The results of chronic absence can prove harmful to students who miss class and also to their classmates as teachers work to meet each student’s individual learning needs during their instructional time.

According to Attendance Works, an organization which works to promote equal learning opportunities for students of all backgrounds and circumstances by reducing chronic absence, at least 10.1 million students nationwide were chronically absent from school in the 2020-2021 school year. 

This year, Attendance Works is broadcasting its 10th annual Attendance Awareness Campaign with the theme “Showing Up Together” to share the message that every day a student is in school is an opportunity to learn, build relationships and access support.

Butler County Schools Superintendent Joseph Eiland stressed the importance of regular attendance and discussed a downward trend in attendance schools have experienced and which faculty are actively working to rectify.

“While some call me old-fashioned and out of touch, this I know: if you are not present for school, you miss an opportunity to learn lessons that will enrich your life and help you to prosper,” Eiland said. “Butler County Schools collectively scored very poorly in the state-wide attendance data [last year]. We have developed and implemented scientifically based practices to address and reverse the downward trajectory in our attendance data, and reports are showing improvements.”

Lowndes County Public Schools are also showing improvements in student attendance in comparison to the previous school year according to Superintendent Samita Jeter.

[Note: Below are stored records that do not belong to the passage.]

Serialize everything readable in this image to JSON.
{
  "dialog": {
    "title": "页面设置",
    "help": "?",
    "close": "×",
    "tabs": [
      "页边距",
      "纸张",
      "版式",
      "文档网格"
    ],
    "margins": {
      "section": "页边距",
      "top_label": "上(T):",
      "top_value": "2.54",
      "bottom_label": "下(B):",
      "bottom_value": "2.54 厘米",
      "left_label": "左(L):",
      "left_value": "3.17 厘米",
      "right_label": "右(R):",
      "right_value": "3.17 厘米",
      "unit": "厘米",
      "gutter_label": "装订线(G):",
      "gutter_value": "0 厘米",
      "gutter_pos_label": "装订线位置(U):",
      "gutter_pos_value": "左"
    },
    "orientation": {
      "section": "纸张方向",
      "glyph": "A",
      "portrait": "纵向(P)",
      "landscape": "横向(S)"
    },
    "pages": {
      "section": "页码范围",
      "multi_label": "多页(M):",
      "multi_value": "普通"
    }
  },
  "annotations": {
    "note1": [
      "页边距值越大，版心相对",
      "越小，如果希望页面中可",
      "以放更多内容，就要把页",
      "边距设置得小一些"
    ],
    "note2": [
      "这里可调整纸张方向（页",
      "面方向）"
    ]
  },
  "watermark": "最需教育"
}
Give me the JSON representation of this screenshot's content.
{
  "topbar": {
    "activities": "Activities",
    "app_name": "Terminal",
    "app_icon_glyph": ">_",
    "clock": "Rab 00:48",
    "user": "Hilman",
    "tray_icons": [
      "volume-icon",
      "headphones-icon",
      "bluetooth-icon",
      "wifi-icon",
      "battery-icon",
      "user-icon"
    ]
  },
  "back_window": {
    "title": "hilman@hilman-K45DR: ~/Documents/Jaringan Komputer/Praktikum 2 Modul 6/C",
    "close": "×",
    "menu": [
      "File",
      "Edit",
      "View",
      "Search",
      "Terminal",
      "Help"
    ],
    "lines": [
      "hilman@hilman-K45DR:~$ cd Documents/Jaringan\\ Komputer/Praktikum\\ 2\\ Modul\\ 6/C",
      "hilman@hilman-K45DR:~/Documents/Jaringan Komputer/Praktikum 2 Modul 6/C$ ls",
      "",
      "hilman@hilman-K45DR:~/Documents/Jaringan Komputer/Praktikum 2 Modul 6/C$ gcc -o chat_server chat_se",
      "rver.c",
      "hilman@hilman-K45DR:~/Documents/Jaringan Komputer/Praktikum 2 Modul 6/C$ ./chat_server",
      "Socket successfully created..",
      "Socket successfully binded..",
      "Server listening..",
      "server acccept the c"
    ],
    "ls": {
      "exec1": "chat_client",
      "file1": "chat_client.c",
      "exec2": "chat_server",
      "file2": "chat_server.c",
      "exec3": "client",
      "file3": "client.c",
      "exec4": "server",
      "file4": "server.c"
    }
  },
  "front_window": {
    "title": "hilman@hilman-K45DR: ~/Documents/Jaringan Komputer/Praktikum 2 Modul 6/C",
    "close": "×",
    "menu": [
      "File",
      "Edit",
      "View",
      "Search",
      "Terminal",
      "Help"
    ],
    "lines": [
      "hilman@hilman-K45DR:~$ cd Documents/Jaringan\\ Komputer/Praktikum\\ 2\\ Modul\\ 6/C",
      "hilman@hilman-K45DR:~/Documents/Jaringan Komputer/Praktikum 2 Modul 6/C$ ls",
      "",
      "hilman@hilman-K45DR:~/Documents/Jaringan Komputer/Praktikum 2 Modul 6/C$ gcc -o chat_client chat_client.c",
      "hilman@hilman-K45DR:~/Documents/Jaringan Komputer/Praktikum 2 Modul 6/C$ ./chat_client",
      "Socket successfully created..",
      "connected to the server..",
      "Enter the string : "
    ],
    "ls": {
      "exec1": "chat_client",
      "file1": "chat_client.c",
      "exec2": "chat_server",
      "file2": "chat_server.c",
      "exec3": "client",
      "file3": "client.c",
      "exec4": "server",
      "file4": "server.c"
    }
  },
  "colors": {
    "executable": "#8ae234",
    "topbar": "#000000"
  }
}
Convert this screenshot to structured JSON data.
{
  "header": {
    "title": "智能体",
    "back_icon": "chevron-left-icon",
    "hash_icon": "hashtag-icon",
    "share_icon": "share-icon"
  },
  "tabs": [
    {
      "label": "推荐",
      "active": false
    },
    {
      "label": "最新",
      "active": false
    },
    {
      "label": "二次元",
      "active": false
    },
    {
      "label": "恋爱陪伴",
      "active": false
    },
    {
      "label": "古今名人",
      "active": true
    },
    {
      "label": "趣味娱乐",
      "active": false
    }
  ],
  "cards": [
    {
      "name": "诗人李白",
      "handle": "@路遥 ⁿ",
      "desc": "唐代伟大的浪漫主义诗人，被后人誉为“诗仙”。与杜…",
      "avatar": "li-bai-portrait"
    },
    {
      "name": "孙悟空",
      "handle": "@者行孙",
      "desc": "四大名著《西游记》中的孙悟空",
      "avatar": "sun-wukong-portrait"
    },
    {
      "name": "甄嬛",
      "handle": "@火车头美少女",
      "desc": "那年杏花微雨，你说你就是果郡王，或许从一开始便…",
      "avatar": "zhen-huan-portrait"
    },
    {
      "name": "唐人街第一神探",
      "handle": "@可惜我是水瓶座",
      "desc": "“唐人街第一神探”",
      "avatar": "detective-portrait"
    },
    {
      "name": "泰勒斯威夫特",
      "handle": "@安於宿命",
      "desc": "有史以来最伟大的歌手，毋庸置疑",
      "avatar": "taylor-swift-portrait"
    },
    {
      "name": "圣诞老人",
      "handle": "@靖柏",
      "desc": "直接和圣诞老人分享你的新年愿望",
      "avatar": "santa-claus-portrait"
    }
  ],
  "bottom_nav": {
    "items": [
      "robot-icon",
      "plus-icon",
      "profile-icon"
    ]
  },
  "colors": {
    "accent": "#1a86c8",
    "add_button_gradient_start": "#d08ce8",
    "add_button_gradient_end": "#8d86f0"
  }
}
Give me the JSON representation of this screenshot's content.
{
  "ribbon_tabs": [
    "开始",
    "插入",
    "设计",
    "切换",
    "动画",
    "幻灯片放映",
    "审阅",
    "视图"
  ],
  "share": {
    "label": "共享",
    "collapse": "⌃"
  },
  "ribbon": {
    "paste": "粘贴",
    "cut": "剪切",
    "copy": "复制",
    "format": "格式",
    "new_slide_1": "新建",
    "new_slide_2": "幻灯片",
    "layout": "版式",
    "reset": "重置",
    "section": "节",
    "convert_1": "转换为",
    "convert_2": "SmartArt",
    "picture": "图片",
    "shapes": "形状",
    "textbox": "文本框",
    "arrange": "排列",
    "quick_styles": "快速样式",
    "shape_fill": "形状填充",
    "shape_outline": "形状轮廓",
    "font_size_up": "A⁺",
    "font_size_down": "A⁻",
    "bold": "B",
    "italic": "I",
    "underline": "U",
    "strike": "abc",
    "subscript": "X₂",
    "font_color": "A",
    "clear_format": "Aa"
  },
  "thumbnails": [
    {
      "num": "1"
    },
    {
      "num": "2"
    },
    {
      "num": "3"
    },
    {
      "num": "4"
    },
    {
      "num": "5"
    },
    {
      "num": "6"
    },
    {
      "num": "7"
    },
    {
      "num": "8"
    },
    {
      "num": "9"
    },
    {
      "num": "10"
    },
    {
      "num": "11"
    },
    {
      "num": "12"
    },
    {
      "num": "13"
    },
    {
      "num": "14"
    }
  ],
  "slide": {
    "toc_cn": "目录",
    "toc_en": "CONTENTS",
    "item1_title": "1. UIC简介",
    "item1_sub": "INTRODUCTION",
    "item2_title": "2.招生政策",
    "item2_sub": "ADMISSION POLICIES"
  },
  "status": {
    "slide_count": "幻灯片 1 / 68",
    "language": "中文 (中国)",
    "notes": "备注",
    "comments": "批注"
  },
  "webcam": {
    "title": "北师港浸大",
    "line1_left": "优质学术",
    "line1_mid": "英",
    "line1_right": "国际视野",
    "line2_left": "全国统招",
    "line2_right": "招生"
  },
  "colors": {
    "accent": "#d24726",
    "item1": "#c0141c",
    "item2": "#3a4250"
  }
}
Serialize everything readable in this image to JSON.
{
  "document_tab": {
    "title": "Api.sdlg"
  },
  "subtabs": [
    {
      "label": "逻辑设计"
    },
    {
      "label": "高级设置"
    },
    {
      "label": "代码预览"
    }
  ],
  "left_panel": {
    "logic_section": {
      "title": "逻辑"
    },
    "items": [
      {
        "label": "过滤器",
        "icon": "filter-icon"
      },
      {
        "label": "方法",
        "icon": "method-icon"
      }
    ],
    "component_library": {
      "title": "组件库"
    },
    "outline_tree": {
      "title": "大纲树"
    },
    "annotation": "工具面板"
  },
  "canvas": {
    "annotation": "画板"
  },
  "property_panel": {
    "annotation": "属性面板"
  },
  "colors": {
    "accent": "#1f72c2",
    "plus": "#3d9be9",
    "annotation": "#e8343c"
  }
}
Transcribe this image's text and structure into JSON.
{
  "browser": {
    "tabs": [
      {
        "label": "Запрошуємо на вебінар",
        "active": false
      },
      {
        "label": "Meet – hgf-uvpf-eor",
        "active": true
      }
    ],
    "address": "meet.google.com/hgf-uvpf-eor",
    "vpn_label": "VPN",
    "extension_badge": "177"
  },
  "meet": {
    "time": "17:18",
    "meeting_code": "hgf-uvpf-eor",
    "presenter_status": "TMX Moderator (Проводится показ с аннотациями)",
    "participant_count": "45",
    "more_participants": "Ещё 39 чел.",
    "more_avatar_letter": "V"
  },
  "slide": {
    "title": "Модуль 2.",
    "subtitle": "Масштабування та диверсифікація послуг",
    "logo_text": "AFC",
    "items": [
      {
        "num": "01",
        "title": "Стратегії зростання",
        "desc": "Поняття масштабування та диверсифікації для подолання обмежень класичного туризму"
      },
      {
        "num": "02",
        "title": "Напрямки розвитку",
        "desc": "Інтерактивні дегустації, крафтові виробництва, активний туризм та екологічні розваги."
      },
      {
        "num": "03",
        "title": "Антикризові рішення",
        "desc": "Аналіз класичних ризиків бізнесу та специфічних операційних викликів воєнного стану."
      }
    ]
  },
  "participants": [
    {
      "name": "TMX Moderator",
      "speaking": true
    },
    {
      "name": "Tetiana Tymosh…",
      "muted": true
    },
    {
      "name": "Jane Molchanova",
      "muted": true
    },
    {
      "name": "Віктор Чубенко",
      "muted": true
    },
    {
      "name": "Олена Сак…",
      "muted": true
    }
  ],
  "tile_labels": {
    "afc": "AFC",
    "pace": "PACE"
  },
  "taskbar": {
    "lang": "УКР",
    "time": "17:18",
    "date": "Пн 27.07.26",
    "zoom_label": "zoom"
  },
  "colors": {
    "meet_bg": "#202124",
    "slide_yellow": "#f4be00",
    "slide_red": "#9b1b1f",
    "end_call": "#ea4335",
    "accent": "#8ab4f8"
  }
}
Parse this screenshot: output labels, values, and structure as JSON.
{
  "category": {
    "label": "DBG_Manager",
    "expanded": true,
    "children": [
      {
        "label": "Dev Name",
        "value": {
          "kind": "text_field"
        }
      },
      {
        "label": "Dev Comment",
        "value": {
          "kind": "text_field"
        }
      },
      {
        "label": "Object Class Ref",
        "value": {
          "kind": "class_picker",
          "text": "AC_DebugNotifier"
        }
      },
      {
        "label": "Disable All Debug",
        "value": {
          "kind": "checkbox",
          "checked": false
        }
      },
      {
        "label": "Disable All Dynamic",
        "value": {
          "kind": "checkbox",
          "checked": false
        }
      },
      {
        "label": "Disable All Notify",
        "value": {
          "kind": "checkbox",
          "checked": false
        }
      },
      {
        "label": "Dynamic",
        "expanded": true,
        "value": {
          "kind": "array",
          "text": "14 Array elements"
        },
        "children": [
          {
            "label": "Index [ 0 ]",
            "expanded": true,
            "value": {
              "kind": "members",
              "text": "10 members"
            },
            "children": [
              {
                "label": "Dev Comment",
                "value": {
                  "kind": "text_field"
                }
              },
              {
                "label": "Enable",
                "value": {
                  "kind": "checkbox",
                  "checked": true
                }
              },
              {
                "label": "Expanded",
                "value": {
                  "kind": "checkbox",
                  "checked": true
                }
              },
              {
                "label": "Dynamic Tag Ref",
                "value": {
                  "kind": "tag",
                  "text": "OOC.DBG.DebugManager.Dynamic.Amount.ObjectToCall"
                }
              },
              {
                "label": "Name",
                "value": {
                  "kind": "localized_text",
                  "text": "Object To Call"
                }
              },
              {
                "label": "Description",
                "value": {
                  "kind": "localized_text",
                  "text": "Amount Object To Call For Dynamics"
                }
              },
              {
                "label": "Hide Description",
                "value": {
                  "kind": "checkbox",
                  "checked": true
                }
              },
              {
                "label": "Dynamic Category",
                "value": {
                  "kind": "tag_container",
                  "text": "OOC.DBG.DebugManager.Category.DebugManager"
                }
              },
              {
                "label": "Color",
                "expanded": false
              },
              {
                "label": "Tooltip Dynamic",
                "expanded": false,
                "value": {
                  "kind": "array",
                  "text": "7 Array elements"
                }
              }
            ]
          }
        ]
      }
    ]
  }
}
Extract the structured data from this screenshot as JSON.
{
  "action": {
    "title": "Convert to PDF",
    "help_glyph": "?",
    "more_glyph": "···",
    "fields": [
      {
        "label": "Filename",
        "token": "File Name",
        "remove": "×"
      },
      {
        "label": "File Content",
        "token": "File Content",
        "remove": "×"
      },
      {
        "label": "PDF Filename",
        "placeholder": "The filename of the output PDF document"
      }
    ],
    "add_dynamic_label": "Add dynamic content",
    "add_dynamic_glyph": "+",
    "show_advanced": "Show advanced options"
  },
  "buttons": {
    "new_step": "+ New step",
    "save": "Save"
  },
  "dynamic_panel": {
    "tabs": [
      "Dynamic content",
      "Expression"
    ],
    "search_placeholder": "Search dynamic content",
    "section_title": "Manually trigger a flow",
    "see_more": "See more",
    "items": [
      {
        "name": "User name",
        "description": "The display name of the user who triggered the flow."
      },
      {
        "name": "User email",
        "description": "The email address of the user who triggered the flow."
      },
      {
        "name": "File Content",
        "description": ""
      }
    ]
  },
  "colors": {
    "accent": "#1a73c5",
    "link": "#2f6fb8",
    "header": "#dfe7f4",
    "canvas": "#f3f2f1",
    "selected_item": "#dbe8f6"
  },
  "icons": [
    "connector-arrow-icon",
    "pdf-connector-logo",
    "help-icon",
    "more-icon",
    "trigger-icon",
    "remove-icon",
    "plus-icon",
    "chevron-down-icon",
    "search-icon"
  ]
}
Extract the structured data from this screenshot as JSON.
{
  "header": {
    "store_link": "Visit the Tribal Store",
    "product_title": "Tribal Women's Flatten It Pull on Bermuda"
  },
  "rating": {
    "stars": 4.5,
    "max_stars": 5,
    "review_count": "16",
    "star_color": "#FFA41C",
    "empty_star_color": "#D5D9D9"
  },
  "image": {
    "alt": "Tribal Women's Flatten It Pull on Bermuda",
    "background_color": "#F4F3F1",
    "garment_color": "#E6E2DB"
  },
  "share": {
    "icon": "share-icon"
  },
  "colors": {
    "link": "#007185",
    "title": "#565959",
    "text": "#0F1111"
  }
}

“Attendance is up from last year and district leaders are working to locate children who have not shown up for class,” Jeter said. “Each school has implemented strategies to encourage children to come to school regularly and we are showing an improvement in daily student attendance.”

Jeter encouraged families to stay in communication with their respective schools and teachers, and to continue working alongside district faculty to make sure children are present at school every day so that they have the opportunity to learn and flourish.